## PROVIDED ENTRIES
◆ ◆ ◆ ◆ ◆

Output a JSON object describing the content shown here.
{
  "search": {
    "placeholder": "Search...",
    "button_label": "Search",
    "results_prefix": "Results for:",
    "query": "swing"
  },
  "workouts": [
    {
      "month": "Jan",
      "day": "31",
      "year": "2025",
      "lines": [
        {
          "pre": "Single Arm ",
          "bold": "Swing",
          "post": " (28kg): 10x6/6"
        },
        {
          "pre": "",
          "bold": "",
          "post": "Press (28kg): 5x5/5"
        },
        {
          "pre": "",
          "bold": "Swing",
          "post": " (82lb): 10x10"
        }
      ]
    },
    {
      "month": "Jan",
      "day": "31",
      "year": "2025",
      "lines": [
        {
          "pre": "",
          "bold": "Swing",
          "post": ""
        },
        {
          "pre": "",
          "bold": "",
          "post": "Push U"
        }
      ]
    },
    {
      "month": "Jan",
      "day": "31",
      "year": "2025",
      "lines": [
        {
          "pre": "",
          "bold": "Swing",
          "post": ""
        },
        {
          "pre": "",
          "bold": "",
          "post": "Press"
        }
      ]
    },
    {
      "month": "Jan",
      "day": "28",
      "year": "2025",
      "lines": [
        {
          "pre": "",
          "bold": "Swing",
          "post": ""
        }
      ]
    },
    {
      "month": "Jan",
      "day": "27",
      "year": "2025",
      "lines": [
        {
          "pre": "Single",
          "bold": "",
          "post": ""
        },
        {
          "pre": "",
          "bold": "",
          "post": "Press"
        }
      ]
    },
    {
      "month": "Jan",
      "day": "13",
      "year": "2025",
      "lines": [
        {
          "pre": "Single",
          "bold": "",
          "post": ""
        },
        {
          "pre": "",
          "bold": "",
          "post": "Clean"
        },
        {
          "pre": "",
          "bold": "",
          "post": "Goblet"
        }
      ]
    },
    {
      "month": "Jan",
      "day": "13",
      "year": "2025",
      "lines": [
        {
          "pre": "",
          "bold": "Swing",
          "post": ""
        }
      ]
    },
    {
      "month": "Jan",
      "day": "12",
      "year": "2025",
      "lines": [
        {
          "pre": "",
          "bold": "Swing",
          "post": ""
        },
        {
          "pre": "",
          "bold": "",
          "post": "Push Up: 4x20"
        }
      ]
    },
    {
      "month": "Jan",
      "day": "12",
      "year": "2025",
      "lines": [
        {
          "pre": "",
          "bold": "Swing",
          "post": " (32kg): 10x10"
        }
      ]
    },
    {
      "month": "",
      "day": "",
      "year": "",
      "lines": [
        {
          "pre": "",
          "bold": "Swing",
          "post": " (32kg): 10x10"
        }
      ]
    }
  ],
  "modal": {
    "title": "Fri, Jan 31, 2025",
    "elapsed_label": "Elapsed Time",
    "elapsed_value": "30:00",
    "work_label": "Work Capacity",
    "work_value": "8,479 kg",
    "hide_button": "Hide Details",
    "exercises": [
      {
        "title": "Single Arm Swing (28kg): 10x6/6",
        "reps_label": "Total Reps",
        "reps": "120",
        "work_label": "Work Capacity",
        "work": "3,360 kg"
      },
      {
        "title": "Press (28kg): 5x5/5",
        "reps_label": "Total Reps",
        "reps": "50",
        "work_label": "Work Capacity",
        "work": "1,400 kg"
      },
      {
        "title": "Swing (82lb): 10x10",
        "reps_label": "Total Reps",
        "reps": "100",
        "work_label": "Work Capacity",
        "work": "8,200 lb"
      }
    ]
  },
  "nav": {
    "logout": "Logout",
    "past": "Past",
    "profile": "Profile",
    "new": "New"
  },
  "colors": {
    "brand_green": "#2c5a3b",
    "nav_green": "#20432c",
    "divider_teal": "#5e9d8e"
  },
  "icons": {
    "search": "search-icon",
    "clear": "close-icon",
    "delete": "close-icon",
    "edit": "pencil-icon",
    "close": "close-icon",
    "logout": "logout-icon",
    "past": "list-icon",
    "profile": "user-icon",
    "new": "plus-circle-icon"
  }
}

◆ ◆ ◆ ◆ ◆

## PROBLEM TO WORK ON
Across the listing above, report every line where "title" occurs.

## THE COMPLETED TASK
    "title": "Fri, Jan 31, 2025",
        "title": "Single Arm Swing (28kg): 10x6/6",
        "title": "Press (28kg): 5x5/5",
        "title": "Swing (82lb): 10x10",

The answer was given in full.